Flynn divides Gone Girl into three parts not to provide a physical structure to the novel, but to mirror the flow of the plot. The chapters involving Nick’s point of view in the first section, switch off with old diary entries of his missing wife, Amy. With both in first person, it’s a good idea to keep the concept of the unreliable narrator in mind while reading.
While first person narration may scare some people off, Flynn deftly uses it to create a vivid picture for the audience while keeping the action of the story present and compelling. It’s a book meant to be adapted into a movie; with visually tense scenes and continuous action. Flynn doesn’t try too hard to make Nick or Amy overly likable. Nick and Amy’s motivations are clear but not justified; Flynn creates these flawed individuals and allows the audience to make up their own mind about these characters
Characterization besides Nick and Amy has its spotty moments. Andie, a driving force of conflict for Nick and Amy is woefully underdeveloped. While she is meant to serve as an antithesis to Amy, her character lacks the motivation that brings a character to life making it a rather dull rivalry to read. Although characters like Desi, Amy’s ex-boyfriend, and Go, Nick’s sister, are multifaceted and interesting, Flynn’s characterization problems root in her reliance of clichés. This is especially disappointing because her characters are at their best when they break clichés and stereotypes.

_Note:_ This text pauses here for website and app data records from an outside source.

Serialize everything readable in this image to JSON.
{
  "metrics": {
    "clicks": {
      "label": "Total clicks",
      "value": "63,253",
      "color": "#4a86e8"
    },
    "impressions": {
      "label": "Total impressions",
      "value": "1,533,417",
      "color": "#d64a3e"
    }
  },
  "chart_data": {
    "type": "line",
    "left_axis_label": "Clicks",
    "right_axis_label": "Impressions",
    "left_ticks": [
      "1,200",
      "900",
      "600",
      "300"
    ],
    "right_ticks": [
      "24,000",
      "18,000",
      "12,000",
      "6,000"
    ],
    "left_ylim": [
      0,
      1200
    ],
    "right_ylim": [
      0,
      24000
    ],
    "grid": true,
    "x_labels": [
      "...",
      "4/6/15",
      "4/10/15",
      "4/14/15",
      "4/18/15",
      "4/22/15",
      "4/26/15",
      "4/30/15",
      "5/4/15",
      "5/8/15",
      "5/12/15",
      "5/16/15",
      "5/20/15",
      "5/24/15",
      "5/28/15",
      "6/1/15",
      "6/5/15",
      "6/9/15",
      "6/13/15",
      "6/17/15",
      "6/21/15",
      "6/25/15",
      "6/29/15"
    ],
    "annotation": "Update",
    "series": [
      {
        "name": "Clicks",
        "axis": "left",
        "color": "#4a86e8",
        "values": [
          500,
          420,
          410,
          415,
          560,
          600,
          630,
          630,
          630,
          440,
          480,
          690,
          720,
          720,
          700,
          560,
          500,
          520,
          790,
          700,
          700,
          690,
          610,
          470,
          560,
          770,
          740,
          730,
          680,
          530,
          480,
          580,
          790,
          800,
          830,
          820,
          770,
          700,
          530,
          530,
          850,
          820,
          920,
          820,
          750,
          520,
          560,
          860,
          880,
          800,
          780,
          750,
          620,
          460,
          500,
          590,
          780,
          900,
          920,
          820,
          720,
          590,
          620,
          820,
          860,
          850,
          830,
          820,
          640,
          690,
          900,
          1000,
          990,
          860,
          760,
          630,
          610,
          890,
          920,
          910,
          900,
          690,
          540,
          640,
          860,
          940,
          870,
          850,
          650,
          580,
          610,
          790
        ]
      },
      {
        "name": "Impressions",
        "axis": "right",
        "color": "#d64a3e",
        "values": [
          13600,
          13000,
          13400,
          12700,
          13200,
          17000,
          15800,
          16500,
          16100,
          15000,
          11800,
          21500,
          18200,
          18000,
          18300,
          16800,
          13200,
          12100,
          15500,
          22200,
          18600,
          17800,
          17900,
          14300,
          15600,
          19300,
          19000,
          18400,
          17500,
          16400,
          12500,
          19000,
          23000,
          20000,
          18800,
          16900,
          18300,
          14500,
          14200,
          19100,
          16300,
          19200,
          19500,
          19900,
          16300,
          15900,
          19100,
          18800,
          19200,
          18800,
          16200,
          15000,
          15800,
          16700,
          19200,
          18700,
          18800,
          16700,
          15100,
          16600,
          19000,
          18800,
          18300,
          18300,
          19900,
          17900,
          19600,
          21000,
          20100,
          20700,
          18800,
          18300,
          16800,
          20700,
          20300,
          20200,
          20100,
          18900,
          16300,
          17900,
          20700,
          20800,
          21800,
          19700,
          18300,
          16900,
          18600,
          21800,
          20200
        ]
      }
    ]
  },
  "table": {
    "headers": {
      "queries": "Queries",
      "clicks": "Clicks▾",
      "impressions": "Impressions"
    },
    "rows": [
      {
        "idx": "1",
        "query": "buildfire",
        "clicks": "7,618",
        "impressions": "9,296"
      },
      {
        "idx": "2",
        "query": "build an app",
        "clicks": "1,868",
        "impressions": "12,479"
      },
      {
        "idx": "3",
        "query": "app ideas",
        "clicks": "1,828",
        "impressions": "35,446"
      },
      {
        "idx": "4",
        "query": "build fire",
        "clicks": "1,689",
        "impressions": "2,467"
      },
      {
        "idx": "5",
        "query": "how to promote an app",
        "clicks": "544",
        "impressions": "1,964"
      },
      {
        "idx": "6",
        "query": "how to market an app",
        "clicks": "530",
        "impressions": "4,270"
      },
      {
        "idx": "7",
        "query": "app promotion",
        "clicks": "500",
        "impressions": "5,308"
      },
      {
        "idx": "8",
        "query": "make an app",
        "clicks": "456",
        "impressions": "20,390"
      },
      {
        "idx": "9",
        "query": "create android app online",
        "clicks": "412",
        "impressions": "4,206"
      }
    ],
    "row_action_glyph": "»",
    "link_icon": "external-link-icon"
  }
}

Ultimately the takeaway from the novel is the messy, complicated relationship between Nick and Amy. Flynn creates a cynical outlook on the realities of marriage that might leave the reader with a desire to never get married or have a close relationship again. How well do people know their loved ones? How fleeting is love? Underneath its inventive and dramatic plot are these universal ideas that will hit the reader in a surprising way.
The emotion of Gone Girl is always present and rooted in the action, despite the drama of the novel sometimes reaching a level of absurdity. Albeit having a slow build in the first part, Flynn creates such an amount of tension that makes it worth it and makes the climax all the more surprising and exciting. With little knowledge of the books ranked higher, it would be unfair to wholeheartedly say Gone Girl should be number one or two on Publisher Weekly’s Bestseller List. What can be said is that Gone Girl certainly will leave an impression on its reader.